Working towards redundancy
- 09 June, 2010 08:10
Two years ago, Radius Health Group CIO Steven Mayo-Smith began a restructuring that would successfully eliminate the need for his own role. It was an unusual situation, though he did not find it awkward. "I was working towards my own redundancy and that may seem a bit strange, but at the time I was working to reach the company's goals," he says when we meet him at a café across the road from Auckland's Parnell Rose Gardens.Radius Health Group today consists of Radius Medical, which has 19 medical centres, and Radius Pharmacy with 40 locations nationwide.Four years ago, the picture was quite different. Then, the Radius' strategy was to be an integrated health care company. In addition to the pharmacies and medical centres, it owned rest homes and had shares in a home handyman company.

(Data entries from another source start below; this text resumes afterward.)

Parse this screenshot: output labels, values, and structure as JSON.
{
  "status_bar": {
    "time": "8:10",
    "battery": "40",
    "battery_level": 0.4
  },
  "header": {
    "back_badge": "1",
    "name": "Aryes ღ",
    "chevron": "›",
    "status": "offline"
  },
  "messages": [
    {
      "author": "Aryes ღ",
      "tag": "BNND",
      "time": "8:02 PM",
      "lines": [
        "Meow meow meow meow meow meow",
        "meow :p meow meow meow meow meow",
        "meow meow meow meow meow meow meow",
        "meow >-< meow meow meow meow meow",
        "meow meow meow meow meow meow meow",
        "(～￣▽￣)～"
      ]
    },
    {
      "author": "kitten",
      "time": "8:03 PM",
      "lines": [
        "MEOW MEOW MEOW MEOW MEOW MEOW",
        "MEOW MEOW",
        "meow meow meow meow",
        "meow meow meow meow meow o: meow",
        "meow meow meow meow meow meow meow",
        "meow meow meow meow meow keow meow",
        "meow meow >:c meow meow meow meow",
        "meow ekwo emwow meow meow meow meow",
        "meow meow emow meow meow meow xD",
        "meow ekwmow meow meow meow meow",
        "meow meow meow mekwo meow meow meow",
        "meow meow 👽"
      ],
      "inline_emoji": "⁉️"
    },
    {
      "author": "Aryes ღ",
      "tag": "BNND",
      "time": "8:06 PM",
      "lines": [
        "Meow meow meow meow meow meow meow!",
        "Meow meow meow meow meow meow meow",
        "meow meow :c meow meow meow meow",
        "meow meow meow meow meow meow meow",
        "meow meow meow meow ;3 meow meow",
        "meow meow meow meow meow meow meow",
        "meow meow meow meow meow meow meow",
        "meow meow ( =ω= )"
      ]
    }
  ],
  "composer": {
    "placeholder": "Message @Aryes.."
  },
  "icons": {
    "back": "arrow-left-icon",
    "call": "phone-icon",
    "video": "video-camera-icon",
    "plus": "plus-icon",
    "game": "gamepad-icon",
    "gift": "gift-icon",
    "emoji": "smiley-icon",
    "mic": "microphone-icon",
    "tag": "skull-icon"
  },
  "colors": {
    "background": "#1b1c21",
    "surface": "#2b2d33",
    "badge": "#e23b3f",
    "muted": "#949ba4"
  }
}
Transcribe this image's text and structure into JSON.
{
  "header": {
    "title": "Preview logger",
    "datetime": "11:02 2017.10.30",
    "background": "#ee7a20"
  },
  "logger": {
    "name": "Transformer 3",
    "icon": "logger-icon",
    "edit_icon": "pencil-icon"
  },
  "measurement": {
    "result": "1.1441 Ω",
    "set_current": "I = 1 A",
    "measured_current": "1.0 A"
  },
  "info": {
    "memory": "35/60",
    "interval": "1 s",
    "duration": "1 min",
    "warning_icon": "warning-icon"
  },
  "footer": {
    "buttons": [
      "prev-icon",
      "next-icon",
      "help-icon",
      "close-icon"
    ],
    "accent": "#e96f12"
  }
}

The overarching philosophy was that Radius would take care of all its clients' needs. If you got sick -- patients would go to a Radius doctor and then go next door to a Radius pharmacy. Clients would be taken care of in one of the company's rest homes, or if they needed assistance with home maintenance, a Radius handyman would come and do the job. To pull all that together, the company needed an integrated IT solution and four years ago, that is just what Mayo-Smith came onboard to manage. Under his leadership, all Radius business units came together in one centralised, thin client environment, hosted in a TelstraClear datacentre. However, two years after he joined, there was a fundamental change in philosophy. Radius morphed into a profit-focused investment vehicle and the ability to quickly carve off or add business units became a priority.
"From an IT perspective, that changed the whole strategy," says Mayo-Smith.As such, the centralised environment had to go. Over the past year Mayo-Smith moved the business from the integrated model, to a system where all groups were self-standing. At the same time, the company sold off all its non-medical aspects, such as the security division and the handyman business. "As a result, there is less of a need for an overall perspective on the group -- you don't actually need a CIO anymore."Through the whole process building up to his redundancy, he never felt in an awkward position. "When you are an employee of a company, you are working to achieve that company's goals, so logically, apart from the emotional side, that is what you should be doing," he says. "It is not about protecting your job, it's about doing your job well -- understanding the business requirements, create an IT strategy and implement it." "But it made for an interesting journey," he adds with a twinkle in his eyes. His advice to other CIOs who might find themselves in a similar situation is to remain focused on the business strategy. But at the same time, don't rely on the 'tried and true'; be open-minded to new opportunities. "Technology timeframes are shortening rapidly. With new technologies coming out, for example the iPad, so how do you apply that to your business? You have to play with new technologies and gadgets to understand them and explore how you can use them to drive the business strategy forward." Since restructuring himself out of Radius early this year, Mayo-Smith is "sitting back and taking a breather", he says, having worked as a CIO since 1998. Before Radius, he steered IT at the Auckland District Health Board and the Health Funding Authority. He says the break has given him more time to enjoy his big passion --mountain and road biking. "I haven't worn my suit in a while," says Mayo-Smith with a smile. "It is gathering dust." But he doesn't seem too sad about it. Besides his bike riding, he is involved in the HIMSS Asia-Pacific (Healthcare Information and Management Systems Society), where he is on the organising committee. He is also "looking at some options". Sidebar: Look to the east for inspirationSteven Mayo-Smith sees enormous future scope for new devices, online medical communities and electronic medical records. "There is so much new technology, bringing huge opportunities, especially in health." New Zealand has a lot to learn from overseas health sectors, says Mayo-Smith."It is unfortunate that New Zealand often looks towards the US, the UK, Australia and Canada -- English-speaking countries -- to pick up trends and learn, and not enough towards Asia. There are amazing things happening in the health sector in China, Singapore, Malaysia and Hong Kong." Asia was way ahead of New Zealand in implementing laptops into the wards, he says. Singapore has about the same population as New Zealand and that geographic unit can realistically support one liver transplant team, says Mayo-Smith. But by engaging in medical travel, or medical tourism, with thousands of medical visits every year, Singapore supports a number of liver transplant teams. When Mayo-Smith visited three years ago, there were four teams in operation, paid for by people travelling to Singapore for medical services. This way, Singapore can afford to provide superior health services to its citizens. "It is not to say this is the right model for New Zealand, but it is thinking outside the square to be able to provide the best health services."